§ Items from an interface collection
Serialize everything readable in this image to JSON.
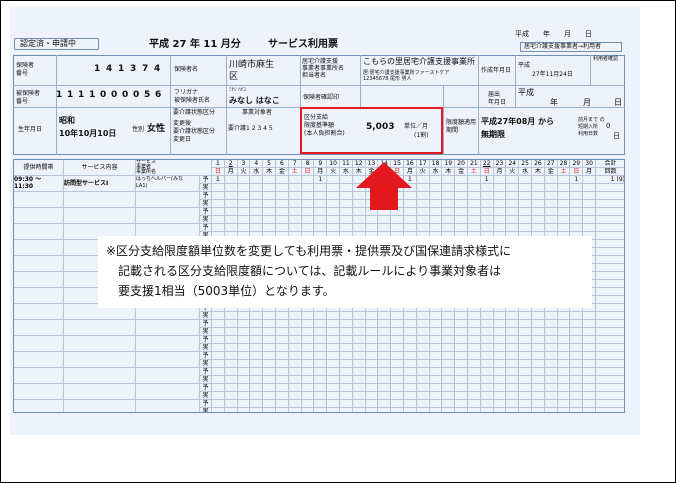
{
  "header": {
    "approval": "認定済・申請中",
    "period": "平成 27 年 11 月分",
    "form_title": "サービス利用票",
    "made_date": "平成　　年　　月　　日",
    "role_box": "居宅介護支援事業者→利用者"
  },
  "insurer": {
    "label": "保険者\n番号",
    "digits": [
      "1",
      "4",
      "1",
      "3",
      "7",
      "4"
    ],
    "name_label": "保険者名",
    "name": "川崎市麻生\n区"
  },
  "insured": {
    "label": "被保険者\n番号",
    "digits": [
      "1",
      "1",
      "1",
      "1",
      "0",
      "0",
      "0",
      "0",
      "5",
      "6"
    ],
    "kana_label": "フリガナ\n被保険者氏名",
    "kana": "ﾐﾅｼ ﾊﾅｺ",
    "name": "みなし はなこ"
  },
  "office": {
    "label": "居宅介護支援\n事業者事業所名\n担当者名",
    "name": "こもらの里居宅介護支援事業所",
    "sub": "居:居宅介護支援事業所ファーストケア",
    "sub2": "12345678  尾形 男人",
    "created_label": "作成年月日",
    "created_era": "平成",
    "created_date": "27年11月24日",
    "confirm_label": "保険者確認印",
    "stamp_label": "利用者確認",
    "filed_label": "届出\n年月日",
    "filed_era": "平成",
    "filed_y": "年",
    "filed_m": "月",
    "filed_d": "日"
  },
  "person": {
    "birth_label": "生年月日",
    "birth_era": "昭和",
    "birth_date": "10年10月10日",
    "sex_label": "性別",
    "sex": "女性",
    "care_level_label": "要介護状態区分",
    "care_level_label2": "変更後\n要介護状態区分\n変更日",
    "target_label": "事業対象者",
    "care_levels": "要介護1 2 3 4 5",
    "limit_label": "区分支給\n限度基準額\n(本人負担割合)",
    "limit_value": "5,003",
    "limit_unit": "単位／月",
    "limit_ratio": "(1割)",
    "period_label": "限度額適用\n期間",
    "period_value": "平成27年08月 から",
    "period_value2": "無期限",
    "prev_label": "前月まで の\n短期入所\n利用日数",
    "prev_value": "0",
    "prev_unit": "日"
  },
  "schedule": {
    "col_time": "提供時間帯",
    "col_service": "サービス内容",
    "col_office": "サービス\n事業者\n事業所名",
    "day_label": "日付",
    "dow_label": "曜日",
    "total_label": "合計",
    "count_label": "回数",
    "days": [
      "1",
      "2",
      "3",
      "4",
      "5",
      "6",
      "7",
      "8",
      "9",
      "10",
      "11",
      "12",
      "13",
      "14",
      "15",
      "16",
      "17",
      "18",
      "19",
      "20",
      "21",
      "22",
      "23",
      "24",
      "25",
      "26",
      "27",
      "28",
      "29",
      "30"
    ],
    "dows": [
      "日",
      "月",
      "火",
      "水",
      "木",
      "金",
      "土",
      "日",
      "月",
      "火",
      "水",
      "木",
      "金",
      "土",
      "日",
      "月",
      "火",
      "水",
      "木",
      "金",
      "土",
      "日",
      "月",
      "火",
      "水",
      "木",
      "金",
      "土",
      "日",
      "月"
    ],
    "circled": [
      2,
      22
    ],
    "red_dows": [
      0,
      6,
      7,
      13,
      14,
      20,
      21,
      27,
      28
    ],
    "plan_label": "予定",
    "actual_label": "実績",
    "row1": {
      "time": "09:30 ～\n  11:30",
      "service": "訪問型サービスⅠ",
      "office": "はっちヘルパー(みな\nLA1)",
      "marks": [
        "1",
        "",
        "",
        "",
        "",
        "",
        "",
        "",
        "1",
        "",
        "",
        "",
        "",
        "",
        "",
        "1",
        "",
        "",
        "",
        "",
        "",
        "1",
        "",
        "",
        "",
        "",
        "",
        "",
        "1",
        ""
      ],
      "total": "1 (9)"
    }
  },
  "note": {
    "line1": "※区分支給限度額単位数を変更しても利用票・提供票及び国保連請求様式に",
    "line2": "記載される区分支給限度額については、記載ルールにより事業対象者は",
    "line3": "要支援1相当（5003単位）となります。"
  },
  "colors": {
    "highlight": "#e3171e",
    "sheet": "#eef3fb",
    "line": "#6f8fb5"
  }
}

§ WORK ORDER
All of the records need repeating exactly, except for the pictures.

§ RESULT OF THIS TASK
Serialize everything readable in this image to JSON.
{
  "header": {
    "approval": "認定済・申請中",
    "period": "平成 27 年 11 月分",
    "form_title": "サービス利用票",
    "made_date": "平成　　年　　月　　日",
    "role_box": "居宅介護支援事業者→利用者"
  },
  "insurer": {
    "label": "保険者\n番号",
    "digits": [
      "1",
      "4",
      "1",
      "3",
      "7",
      "4"
    ],
    "name_label": "保険者名",
    "name": "川崎市麻生\n区"
  },
  "insured": {
    "label": "被保険者\n番号",
    "digits": [
      "1",
      "1",
      "1",
      "1",
      "0",
      "0",
      "0",
      "0",
      "5",
      "6"
    ],
    "kana_label": "フリガナ\n被保険者氏名",
    "kana": "ﾐﾅｼ ﾊﾅｺ",
    "name": "みなし はなこ"
  },
  "office": {
    "label": "居宅介護支援\n事業者事業所名\n担当者名",
    "name": "こもらの里居宅介護支援事業所",
    "sub": "居:居宅介護支援事業所ファーストケア",
    "sub2": "12345678  尾形 男人",
    "created_label": "作成年月日",
    "created_era": "平成",
    "created_date": "27年11月24日",
    "confirm_label": "保険者確認印",
    "stamp_label": "利用者確認",
    "filed_label": "届出\n年月日",
    "filed_era": "平成",
    "filed_y": "年",
    "filed_m": "月",
    "filed_d": "日"
  },
  "person": {
    "birth_label": "生年月日",
    "birth_era": "昭和",
    "birth_date": "10年10月10日",
    "sex_label": "性別",
    "sex": "女性",
    "care_level_label": "要介護状態区分",
    "care_level_label2": "変更後\n要介護状態区分\n変更日",
    "target_label": "事業対象者",
    "care_levels": "要介護1 2 3 4 5",
    "limit_label": "区分支給\n限度基準額\n(本人負担割合)",
    "limit_value": "5,003",
    "limit_unit": "単位／月",
    "limit_ratio": "(1割)",
    "period_label": "限度額適用\n期間",
    "period_value": "平成27年08月 から",
    "period_value2": "無期限",
    "prev_label": "前月まで の\n短期入所\n利用日数",
    "prev_value": "0",
    "prev_unit": "日"
  },
  "schedule": {
    "col_time": "提供時間帯",
    "col_service": "サービス内容",
    "col_office": "サービス\n事業者\n事業所名",
    "day_label": "日付",
    "dow_label": "曜日",
    "total_label": "合計",
    "count_label": "回数",
    "days": [
      "1",
      "2",
      "3",
      "4",
      "5",
      "6",
      "7",
      "8",
      "9",
      "10",
      "11",
      "12",
      "13",
      "14",
      "15",
      "16",
      "17",
      "18",
      "19",
      "20",
      "21",
      "22",
      "23",
      "24",
      "25",
      "26",
      "27",
      "28",
      "29",
      "30"
    ],
    "dows": [
      "日",
      "月",
      "火",
      "水",
      "木",
      "金",
      "土",
      "日",
      "月",
      "火",
      "水",
      "木",
      "金",
      "土",
      "日",
      "月",
      "火",
      "水",
      "木",
      "金",
      "土",
      "日",
      "月",
      "火",
      "水",
      "木",
      "金",
      "土",
      "日",
      "月"
    ],
    "circled": [
      2,
      22
    ],
    "red_dows": [
      0,
      6,
      7,
      13,
      14,
      20,
      21,
      27,
      28
    ],
    "plan_label": "予定",
    "actual_label": "実績",
    "row1": {
      "time": "09:30 ～\n  11:30",
      "service": "訪問型サービスⅠ",
      "office": "はっちヘルパー(みな\nLA1)",
      "marks": [
        "1",
        "",
        "",
        "",
        "",
        "",
        "",
        "",
        "1",
        "",
        "",
        "",
        "",
        "",
        "",
        "1",
        "",
        "",
        "",
        "",
        "",
        "1",
        "",
        "",
        "",
        "",
        "",
        "",
        "1",
        ""
      ],
      "total": "1 (9)"
    }
  },
  "note": {
    "line1": "※区分支給限度額単位数を変更しても利用票・提供票及び国保連請求様式に",
    "line2": "記載される区分支給限度額については、記載ルールにより事業対象者は",
    "line3": "要支援1相当（5003単位）となります。"
  },
  "colors": {
    "highlight": "#e3171e",
    "sheet": "#eef3fb",
    "line": "#6f8fb5"
  }
}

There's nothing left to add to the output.